⟨
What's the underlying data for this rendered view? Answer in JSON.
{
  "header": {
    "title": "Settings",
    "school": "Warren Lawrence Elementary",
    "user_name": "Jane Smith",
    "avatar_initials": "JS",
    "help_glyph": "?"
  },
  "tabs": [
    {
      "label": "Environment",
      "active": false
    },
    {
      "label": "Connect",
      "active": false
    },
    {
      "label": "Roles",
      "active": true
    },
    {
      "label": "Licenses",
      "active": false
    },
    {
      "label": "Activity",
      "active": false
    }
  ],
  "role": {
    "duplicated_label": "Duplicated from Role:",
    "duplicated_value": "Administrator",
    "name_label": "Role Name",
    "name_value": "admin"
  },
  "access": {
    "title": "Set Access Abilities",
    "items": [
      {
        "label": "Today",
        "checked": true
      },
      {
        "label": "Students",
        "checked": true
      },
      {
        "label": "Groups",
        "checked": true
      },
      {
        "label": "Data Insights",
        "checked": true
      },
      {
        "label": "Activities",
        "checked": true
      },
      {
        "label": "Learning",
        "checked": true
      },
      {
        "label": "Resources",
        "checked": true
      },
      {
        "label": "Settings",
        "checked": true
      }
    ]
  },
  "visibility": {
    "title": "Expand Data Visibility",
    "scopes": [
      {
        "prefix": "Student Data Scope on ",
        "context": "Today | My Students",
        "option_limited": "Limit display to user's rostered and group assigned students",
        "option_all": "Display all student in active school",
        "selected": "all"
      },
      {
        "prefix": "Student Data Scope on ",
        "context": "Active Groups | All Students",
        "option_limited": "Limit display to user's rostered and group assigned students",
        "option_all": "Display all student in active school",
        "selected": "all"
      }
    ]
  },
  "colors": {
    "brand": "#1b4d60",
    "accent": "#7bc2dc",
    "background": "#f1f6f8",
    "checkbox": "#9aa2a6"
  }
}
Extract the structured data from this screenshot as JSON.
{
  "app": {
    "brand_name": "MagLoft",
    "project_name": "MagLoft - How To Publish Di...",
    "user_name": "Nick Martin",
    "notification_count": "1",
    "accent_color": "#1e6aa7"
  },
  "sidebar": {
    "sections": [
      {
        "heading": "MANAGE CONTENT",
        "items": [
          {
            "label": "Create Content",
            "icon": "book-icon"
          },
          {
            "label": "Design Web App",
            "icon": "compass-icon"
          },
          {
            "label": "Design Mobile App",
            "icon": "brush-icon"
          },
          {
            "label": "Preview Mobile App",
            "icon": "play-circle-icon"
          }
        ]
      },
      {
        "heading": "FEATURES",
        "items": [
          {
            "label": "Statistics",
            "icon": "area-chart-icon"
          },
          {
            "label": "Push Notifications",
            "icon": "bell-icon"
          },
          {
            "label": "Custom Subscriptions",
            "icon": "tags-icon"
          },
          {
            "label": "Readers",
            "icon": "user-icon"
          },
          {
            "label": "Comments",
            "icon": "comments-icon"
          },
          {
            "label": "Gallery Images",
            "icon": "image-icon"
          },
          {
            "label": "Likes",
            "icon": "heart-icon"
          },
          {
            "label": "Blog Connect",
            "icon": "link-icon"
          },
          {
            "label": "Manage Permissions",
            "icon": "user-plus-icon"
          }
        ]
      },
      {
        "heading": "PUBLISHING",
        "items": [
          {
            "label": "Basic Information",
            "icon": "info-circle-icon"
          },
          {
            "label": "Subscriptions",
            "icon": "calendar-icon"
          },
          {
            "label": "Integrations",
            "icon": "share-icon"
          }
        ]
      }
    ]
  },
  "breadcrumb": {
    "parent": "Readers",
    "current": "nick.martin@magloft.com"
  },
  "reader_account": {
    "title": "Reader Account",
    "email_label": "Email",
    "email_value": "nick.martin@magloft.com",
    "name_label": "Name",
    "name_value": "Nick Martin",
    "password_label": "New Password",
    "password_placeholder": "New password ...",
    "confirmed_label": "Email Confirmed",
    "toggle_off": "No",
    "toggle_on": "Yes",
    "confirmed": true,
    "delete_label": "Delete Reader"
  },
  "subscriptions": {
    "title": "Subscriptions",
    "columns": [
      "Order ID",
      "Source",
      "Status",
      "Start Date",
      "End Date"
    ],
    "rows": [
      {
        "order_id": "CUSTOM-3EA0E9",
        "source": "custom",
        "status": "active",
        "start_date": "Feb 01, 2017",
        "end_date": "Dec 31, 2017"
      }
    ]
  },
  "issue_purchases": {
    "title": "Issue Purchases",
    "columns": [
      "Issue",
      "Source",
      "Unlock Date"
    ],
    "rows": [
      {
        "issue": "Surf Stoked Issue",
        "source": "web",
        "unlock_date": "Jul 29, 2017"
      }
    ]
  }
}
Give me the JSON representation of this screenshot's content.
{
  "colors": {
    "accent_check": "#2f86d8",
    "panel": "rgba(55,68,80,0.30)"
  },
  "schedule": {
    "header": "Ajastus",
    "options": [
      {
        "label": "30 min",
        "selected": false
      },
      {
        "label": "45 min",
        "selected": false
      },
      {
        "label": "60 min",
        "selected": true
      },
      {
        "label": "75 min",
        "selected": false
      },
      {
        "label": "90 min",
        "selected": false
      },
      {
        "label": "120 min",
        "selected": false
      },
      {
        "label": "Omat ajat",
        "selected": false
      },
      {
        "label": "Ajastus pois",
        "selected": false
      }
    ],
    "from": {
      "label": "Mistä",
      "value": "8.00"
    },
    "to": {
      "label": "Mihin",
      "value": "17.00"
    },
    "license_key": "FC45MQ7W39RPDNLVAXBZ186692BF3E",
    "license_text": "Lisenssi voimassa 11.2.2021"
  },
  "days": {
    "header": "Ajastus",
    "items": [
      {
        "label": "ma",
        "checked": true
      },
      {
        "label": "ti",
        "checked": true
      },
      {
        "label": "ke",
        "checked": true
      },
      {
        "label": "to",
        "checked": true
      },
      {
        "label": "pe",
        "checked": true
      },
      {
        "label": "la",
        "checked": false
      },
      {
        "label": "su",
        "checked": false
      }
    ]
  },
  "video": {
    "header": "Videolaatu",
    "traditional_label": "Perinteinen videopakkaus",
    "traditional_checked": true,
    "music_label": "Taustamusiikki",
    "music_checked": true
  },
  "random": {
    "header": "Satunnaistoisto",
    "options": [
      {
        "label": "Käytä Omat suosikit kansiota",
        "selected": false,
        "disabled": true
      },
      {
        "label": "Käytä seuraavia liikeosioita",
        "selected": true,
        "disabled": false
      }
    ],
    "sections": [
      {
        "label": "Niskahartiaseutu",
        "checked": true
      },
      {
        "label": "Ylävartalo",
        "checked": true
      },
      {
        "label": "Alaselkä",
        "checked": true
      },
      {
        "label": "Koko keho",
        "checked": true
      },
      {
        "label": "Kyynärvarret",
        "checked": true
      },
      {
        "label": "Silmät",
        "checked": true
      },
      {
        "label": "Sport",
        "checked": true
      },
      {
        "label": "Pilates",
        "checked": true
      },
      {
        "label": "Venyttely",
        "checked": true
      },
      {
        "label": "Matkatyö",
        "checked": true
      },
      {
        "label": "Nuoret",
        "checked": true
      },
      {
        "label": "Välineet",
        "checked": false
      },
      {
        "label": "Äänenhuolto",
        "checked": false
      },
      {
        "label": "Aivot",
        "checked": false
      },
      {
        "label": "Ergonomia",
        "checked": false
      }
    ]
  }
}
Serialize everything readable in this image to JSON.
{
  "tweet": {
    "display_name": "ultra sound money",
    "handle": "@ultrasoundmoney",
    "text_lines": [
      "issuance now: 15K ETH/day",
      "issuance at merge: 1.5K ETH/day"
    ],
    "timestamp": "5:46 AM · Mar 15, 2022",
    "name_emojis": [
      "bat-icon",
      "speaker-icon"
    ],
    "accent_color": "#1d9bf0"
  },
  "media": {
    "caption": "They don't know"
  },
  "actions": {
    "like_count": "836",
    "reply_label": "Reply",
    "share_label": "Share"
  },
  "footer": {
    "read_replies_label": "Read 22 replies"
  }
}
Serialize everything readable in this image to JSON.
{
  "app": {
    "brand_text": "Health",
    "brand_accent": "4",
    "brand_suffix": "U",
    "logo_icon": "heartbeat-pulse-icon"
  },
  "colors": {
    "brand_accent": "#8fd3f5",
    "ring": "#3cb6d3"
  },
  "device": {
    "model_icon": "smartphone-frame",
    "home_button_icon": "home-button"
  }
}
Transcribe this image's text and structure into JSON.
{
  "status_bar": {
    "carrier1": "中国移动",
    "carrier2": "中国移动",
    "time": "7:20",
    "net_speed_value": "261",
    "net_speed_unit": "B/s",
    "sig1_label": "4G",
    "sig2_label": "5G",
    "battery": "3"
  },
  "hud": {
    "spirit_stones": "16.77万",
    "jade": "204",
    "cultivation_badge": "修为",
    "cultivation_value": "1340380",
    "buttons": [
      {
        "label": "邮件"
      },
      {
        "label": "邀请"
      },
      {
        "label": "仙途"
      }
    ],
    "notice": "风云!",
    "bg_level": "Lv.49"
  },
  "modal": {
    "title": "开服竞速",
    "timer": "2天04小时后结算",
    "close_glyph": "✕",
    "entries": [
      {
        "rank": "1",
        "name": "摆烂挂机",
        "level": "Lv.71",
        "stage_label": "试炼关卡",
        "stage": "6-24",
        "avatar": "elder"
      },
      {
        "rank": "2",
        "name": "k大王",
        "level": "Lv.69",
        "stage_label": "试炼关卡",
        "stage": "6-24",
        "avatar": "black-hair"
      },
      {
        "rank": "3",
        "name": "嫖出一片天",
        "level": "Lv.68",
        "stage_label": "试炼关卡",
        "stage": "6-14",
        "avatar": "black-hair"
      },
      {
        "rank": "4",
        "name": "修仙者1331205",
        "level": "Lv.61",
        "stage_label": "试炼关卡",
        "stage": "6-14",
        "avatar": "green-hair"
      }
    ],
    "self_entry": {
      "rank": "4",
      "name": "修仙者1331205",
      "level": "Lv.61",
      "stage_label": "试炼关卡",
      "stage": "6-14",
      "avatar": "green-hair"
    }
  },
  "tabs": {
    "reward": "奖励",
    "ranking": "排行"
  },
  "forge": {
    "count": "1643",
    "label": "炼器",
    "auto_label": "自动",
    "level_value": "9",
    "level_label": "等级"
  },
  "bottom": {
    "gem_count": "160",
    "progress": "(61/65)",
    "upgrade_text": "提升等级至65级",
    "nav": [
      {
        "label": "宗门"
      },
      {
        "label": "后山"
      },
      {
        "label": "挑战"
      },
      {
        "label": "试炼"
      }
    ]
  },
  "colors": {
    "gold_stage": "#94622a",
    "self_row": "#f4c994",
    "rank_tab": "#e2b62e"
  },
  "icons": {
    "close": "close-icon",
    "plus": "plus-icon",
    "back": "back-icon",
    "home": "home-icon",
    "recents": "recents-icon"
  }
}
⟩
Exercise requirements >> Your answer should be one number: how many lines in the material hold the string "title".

Task answer >> 7